> **Exercise instructions**:
Look through the lines below, find those with the word "fraction", and copy them.

**** Task data

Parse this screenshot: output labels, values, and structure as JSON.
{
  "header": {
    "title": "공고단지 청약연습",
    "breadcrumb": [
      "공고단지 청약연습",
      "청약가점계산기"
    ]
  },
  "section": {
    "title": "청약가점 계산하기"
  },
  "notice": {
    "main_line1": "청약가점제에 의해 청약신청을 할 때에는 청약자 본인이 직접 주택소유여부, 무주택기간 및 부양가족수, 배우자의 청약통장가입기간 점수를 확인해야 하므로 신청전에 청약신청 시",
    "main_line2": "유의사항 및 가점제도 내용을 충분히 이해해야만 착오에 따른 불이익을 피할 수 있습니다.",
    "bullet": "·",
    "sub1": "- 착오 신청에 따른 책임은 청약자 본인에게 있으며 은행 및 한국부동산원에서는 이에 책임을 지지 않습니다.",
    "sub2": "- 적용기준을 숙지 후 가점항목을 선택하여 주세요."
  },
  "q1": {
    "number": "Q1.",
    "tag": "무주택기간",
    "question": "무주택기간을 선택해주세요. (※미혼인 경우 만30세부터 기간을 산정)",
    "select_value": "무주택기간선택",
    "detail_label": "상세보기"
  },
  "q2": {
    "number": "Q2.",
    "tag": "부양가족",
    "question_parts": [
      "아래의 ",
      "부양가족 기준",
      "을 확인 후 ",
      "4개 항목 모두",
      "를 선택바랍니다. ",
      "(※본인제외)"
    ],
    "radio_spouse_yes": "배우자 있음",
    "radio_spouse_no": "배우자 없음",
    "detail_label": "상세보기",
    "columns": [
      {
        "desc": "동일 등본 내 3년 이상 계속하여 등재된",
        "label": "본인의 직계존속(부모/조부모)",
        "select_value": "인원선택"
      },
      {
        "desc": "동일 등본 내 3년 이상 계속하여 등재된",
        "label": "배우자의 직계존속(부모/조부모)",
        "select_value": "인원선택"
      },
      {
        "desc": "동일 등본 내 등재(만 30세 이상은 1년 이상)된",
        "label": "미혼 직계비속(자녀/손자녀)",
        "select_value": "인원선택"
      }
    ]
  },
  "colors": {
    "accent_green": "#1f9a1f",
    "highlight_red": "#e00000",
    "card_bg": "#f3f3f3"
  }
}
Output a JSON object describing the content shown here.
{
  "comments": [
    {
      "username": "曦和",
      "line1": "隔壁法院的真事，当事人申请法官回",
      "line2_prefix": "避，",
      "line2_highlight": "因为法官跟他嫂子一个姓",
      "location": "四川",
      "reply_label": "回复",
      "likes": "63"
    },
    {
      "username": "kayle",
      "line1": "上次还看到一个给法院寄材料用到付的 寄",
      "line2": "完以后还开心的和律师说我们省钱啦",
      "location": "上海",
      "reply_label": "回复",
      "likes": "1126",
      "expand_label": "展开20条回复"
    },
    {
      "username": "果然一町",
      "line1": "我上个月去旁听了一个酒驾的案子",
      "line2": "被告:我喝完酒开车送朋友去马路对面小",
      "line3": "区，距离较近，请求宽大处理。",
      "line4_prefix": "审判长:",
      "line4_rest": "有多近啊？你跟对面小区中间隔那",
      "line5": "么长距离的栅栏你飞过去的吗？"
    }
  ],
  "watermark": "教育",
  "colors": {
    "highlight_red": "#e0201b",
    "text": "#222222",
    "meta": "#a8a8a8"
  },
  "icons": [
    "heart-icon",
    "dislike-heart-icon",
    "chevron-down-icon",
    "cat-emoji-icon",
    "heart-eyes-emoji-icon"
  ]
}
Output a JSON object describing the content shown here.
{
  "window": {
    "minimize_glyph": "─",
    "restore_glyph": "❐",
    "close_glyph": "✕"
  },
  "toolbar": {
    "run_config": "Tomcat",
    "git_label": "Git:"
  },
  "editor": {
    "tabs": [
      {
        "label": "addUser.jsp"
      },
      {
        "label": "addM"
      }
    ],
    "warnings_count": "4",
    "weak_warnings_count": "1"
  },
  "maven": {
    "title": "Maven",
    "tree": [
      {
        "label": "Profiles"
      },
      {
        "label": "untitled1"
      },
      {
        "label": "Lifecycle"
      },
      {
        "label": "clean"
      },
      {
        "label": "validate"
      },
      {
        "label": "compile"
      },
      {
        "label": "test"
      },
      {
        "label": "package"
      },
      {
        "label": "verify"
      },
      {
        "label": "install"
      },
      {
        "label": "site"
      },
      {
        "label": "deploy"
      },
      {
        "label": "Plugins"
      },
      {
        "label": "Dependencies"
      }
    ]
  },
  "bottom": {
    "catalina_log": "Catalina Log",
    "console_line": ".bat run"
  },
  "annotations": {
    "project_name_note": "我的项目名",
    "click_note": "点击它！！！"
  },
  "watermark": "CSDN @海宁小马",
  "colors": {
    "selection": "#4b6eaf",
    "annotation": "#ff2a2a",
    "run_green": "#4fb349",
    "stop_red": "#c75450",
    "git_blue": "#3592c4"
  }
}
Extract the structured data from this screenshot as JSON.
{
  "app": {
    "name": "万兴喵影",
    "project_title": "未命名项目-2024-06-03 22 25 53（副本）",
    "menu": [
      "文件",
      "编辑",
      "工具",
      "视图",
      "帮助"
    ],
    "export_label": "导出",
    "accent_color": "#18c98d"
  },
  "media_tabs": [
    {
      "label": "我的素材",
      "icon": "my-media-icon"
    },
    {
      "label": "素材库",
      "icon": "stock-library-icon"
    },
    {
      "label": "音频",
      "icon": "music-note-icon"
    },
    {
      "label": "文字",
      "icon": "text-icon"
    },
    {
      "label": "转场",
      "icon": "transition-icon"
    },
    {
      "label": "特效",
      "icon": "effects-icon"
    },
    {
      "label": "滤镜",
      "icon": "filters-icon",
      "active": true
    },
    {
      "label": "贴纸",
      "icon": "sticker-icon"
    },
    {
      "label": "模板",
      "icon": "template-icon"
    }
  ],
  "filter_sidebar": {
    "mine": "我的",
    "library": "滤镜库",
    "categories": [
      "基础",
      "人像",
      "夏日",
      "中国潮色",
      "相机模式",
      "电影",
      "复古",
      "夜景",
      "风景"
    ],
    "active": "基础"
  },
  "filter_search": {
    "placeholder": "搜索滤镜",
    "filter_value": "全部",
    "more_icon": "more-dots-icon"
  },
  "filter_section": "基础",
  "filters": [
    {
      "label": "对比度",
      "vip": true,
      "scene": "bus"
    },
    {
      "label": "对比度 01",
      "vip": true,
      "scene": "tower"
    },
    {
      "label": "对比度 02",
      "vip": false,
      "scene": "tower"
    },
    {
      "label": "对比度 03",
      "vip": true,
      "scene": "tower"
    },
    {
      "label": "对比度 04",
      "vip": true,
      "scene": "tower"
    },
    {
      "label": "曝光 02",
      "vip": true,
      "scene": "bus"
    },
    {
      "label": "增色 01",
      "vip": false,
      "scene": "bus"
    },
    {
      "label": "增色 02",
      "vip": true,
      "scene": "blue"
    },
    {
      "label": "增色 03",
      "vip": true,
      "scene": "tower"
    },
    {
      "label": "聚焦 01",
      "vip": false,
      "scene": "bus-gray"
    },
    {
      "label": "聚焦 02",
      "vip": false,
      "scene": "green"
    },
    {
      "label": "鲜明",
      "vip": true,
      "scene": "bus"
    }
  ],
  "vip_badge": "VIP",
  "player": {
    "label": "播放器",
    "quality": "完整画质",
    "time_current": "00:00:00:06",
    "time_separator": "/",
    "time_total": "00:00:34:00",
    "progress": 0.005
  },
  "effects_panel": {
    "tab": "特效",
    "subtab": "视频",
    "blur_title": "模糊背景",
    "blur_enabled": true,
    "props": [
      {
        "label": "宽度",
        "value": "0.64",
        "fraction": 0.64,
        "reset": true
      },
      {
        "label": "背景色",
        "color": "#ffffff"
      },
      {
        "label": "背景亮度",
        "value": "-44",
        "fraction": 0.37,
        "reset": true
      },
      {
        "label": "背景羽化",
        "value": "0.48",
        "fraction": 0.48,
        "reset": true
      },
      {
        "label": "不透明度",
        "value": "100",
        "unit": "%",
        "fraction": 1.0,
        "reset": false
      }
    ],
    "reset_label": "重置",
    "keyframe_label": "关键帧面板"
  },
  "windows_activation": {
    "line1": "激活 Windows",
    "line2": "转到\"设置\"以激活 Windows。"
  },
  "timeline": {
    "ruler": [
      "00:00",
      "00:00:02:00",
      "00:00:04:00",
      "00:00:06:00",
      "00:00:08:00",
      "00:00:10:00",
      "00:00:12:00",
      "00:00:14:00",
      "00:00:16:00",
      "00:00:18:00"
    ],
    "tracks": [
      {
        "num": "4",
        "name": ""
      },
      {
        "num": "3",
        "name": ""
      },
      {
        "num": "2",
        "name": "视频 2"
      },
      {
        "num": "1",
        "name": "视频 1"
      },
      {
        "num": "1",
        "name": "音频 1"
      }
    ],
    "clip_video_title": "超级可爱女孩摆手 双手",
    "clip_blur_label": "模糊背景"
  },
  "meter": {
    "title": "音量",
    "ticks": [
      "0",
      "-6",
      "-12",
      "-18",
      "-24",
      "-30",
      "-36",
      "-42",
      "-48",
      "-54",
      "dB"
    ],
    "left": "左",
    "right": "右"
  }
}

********

> **Your solution**:
        "fraction": 0.64,
        "fraction": 0.37,
        "fraction": 0.48,
        "fraction": 1.0,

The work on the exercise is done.